The Yankees franchise lost a legend on Monday. Joe Pepitone was an MLB all-star, a Gold Glove First Baseman winner, who died at age 82. He was known for his flamboyant personality, wild hair pieces, and love for nightlife. In a statement after his passing, the Yankees said his “playful and charismatic personality and on-field contributions made him a favorite of generations of Yankees fans even beyond his years with the team in the 1960s.”
The Brooklyn-native went to Manual Training High School before signing with the Yankees in 1958. Four years later in 1962, he made his big league debut. In the ball club led by Mickey Mantle, Roger Maris, and Elston Howard, he helped the Yankees win their second World Series title. Pepitone joined the Yankees at a high point in their history. After they won the 1962 World Series, Pepitone and the team would go on to win 2 straight pennants, only to lose in the World Series. He was traded to the Houston Astros in 1969 and then to the Chicago Cubs. The Yankees eventually brought Pepitone back in 1980 as a minor league hitting instructor.
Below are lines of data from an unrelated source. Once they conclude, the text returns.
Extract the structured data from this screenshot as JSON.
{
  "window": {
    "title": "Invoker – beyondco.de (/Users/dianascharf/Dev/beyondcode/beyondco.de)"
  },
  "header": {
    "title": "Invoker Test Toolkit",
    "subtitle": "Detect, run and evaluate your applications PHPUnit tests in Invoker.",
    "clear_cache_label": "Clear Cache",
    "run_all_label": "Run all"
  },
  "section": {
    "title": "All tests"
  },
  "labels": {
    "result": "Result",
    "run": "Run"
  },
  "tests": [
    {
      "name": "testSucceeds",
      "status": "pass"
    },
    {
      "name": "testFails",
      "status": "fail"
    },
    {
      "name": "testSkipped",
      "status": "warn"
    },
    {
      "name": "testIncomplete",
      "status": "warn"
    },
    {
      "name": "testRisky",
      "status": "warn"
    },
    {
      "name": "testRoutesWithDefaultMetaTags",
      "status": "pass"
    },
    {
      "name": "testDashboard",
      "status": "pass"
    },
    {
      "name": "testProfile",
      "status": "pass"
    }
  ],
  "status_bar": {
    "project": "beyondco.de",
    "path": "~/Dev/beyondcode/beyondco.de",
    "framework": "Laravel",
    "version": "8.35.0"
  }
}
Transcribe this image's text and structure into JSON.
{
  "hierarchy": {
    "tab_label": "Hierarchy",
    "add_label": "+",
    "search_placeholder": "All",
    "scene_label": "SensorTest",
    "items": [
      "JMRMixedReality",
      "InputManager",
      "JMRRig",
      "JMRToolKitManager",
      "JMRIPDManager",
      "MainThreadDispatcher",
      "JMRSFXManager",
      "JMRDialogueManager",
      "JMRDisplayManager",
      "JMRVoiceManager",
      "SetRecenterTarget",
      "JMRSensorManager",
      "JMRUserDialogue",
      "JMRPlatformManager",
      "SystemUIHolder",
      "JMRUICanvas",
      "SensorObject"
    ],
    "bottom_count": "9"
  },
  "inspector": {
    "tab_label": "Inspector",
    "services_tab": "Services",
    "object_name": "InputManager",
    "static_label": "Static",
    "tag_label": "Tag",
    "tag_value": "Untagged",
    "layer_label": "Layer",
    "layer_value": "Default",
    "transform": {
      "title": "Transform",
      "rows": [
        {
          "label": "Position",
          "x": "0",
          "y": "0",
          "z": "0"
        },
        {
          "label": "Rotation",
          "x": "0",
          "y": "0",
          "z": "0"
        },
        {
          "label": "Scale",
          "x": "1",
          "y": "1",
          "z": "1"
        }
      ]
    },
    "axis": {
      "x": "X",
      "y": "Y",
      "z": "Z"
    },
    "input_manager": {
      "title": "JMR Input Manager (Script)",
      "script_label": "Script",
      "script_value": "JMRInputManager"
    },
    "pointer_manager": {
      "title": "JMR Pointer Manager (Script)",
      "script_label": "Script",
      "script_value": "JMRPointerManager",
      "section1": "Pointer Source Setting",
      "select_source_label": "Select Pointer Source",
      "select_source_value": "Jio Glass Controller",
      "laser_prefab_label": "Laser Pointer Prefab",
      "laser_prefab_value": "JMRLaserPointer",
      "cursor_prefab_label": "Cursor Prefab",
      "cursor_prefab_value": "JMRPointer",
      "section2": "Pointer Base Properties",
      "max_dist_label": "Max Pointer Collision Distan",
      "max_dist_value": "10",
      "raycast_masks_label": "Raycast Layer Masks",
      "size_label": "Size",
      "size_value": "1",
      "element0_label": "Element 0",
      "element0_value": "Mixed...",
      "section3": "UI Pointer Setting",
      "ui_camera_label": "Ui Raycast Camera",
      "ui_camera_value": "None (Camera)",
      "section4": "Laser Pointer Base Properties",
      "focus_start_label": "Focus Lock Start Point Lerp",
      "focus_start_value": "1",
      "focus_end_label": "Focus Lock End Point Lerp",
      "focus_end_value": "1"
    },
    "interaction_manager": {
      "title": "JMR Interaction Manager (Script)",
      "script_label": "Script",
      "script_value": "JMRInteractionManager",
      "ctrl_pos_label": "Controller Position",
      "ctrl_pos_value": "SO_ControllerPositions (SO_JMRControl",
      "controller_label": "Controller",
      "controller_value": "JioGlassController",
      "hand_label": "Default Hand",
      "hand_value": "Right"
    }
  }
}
Although he had fame from his performance on the field, his off-the-field antics gained him popularity. It is said that Joe was the first player to ever bring a hair dryer into the clubhouse. The hair dryer would later be given as an artifact to the Baseball Reliquary and displayed at the Burbank Central Library in California during a 2004 exhibition: “The Times They Were A-Changin’: Baseball in the Age of Aquarius.”
Published in 1975, his autobiography chronicled his rough upbringing, including verbal and physical abuse, as well as his love of nightlife, adventures with Frank Sinatra and smoking marijuana with Mickey Mantle.
“As a native New Yorker, he embraced everything about being a Yankee during both his playing career — which included three All-Star appearances and three Gold Gloves — and in the decades thereafter,’’ continued the Yankees’ statement Monday.
He died peacefully at his daughter, Cara Pepitone’s home in Kansas City, Missouri. While no cause of death has been given, it is suspected that Joe passed away from a heart attack.
Assistant Editor for America Domani, AJ Forrisi is a Brooklyn-based writer and photographer. His work focuses on food, travel, sports, landscapes, and urban scenes. You can find him on Instagram @aj.photo.works.